(Extracted data)

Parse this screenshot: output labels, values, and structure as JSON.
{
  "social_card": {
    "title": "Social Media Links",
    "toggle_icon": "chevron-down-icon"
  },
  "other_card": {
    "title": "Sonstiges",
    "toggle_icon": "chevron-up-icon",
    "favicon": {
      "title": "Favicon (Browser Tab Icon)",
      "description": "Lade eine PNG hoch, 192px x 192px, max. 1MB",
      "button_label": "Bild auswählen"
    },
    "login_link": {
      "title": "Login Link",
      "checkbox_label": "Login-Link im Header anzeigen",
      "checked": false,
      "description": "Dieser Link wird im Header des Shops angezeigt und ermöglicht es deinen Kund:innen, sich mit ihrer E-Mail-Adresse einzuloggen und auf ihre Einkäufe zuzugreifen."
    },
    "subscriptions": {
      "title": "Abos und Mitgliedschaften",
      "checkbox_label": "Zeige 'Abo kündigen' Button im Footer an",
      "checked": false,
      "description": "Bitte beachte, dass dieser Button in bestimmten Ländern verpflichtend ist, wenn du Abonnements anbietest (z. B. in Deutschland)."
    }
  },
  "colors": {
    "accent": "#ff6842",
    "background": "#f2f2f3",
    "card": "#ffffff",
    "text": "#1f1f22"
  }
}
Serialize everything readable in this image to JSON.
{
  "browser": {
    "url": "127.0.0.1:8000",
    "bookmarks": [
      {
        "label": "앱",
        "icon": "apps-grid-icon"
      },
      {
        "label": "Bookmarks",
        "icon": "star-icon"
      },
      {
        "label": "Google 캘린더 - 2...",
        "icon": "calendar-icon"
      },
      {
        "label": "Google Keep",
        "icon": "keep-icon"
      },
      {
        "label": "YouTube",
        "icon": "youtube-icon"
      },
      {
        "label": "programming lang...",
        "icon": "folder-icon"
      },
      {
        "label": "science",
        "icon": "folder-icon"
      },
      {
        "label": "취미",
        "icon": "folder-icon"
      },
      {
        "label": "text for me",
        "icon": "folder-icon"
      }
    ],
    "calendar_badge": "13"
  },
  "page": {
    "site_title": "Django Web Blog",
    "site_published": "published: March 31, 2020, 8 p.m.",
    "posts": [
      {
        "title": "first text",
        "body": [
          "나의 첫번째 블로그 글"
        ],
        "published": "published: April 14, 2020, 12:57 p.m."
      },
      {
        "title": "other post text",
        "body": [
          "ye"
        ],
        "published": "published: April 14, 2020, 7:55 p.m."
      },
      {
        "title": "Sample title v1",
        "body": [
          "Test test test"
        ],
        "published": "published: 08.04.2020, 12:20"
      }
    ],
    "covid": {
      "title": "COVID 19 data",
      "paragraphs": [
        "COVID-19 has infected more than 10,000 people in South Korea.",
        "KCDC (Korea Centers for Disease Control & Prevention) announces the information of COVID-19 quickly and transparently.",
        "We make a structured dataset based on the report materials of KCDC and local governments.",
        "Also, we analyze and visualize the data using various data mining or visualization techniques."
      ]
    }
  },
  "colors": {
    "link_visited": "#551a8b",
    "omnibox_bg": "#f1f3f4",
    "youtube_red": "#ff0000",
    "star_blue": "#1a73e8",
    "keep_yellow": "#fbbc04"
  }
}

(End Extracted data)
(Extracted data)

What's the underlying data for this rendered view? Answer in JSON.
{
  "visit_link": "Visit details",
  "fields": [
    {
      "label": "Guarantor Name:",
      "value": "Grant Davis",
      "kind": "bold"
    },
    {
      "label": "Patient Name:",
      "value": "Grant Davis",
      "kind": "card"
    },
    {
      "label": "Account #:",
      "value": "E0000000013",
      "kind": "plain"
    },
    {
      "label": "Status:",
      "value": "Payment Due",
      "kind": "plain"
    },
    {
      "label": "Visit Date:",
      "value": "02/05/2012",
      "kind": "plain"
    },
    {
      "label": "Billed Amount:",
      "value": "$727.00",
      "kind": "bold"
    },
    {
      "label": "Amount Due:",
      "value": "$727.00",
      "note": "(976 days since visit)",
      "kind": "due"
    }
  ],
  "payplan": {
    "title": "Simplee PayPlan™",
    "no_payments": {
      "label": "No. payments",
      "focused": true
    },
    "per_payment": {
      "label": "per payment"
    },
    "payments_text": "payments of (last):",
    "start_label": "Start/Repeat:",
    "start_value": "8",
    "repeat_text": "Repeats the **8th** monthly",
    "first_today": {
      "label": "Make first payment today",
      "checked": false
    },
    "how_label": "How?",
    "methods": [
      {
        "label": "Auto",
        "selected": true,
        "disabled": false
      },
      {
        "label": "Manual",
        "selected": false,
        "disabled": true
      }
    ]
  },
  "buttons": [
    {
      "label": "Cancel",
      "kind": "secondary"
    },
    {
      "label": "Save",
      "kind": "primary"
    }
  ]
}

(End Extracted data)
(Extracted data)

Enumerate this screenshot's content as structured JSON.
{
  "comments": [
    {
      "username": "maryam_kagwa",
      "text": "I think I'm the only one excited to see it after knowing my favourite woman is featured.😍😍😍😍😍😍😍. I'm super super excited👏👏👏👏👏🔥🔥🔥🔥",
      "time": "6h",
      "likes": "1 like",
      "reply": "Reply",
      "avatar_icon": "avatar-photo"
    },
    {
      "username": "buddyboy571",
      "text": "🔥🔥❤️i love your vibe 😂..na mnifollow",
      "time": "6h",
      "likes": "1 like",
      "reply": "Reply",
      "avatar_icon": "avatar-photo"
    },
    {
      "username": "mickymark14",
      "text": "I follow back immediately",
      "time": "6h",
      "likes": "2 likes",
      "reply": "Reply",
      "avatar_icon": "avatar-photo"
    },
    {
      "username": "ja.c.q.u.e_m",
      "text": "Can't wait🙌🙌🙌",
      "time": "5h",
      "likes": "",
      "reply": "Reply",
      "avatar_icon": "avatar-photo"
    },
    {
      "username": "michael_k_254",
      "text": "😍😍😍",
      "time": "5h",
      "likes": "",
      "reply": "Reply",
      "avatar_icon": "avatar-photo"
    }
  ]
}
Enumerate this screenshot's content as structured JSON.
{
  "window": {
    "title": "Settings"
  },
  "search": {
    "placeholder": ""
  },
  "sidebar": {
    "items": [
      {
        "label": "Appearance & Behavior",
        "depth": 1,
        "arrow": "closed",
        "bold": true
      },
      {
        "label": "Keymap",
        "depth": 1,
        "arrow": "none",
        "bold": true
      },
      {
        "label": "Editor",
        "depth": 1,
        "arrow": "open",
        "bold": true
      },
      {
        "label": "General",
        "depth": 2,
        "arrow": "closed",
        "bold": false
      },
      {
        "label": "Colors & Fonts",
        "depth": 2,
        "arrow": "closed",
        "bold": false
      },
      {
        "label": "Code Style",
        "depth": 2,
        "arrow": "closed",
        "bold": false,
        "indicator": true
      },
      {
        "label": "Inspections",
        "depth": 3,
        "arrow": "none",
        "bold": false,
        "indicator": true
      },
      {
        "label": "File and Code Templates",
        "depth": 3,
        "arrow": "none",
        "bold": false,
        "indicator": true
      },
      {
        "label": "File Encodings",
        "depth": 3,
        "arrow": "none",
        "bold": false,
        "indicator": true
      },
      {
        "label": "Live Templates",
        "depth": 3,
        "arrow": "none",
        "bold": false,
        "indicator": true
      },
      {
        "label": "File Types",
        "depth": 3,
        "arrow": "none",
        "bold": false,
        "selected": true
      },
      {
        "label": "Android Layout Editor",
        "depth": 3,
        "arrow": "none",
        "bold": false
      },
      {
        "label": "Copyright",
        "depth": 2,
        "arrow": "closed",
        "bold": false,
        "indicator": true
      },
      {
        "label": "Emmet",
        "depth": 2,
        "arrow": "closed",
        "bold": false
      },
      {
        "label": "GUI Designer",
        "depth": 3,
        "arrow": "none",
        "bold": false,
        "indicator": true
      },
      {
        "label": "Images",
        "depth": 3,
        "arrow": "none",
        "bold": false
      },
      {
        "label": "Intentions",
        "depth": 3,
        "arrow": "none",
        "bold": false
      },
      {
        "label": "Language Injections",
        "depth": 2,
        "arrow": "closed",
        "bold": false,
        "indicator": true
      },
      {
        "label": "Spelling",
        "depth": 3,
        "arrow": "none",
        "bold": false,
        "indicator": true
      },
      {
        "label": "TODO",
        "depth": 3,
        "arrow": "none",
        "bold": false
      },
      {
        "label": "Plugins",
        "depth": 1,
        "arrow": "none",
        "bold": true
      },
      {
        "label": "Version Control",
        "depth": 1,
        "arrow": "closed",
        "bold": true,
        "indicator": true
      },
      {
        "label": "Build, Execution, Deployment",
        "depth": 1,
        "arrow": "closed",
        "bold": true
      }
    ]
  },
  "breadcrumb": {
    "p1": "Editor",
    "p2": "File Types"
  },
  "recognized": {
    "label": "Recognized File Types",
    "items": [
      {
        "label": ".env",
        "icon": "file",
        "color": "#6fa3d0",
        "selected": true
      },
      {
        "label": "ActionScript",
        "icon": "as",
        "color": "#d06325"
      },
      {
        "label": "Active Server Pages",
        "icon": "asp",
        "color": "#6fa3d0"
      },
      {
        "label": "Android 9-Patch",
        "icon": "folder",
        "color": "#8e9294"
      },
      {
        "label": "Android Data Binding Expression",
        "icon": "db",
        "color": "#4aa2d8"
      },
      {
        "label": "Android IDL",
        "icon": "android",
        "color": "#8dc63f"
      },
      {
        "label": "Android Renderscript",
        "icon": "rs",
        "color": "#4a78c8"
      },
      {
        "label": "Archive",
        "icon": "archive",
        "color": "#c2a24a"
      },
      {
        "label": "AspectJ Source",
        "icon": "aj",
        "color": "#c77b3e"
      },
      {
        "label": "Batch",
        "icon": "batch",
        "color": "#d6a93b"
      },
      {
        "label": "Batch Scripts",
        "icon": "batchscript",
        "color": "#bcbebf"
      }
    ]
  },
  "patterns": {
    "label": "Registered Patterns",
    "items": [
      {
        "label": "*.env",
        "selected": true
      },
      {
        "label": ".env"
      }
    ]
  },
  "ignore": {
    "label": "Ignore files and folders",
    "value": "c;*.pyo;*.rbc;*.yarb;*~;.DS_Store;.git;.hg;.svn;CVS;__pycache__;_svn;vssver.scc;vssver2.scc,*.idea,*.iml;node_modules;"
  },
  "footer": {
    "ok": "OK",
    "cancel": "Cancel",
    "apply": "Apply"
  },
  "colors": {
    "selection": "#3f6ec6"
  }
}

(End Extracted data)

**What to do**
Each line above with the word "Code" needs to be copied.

**Answer to the problem**
        "label": "Code Style",
        "label": "File and Code Templates",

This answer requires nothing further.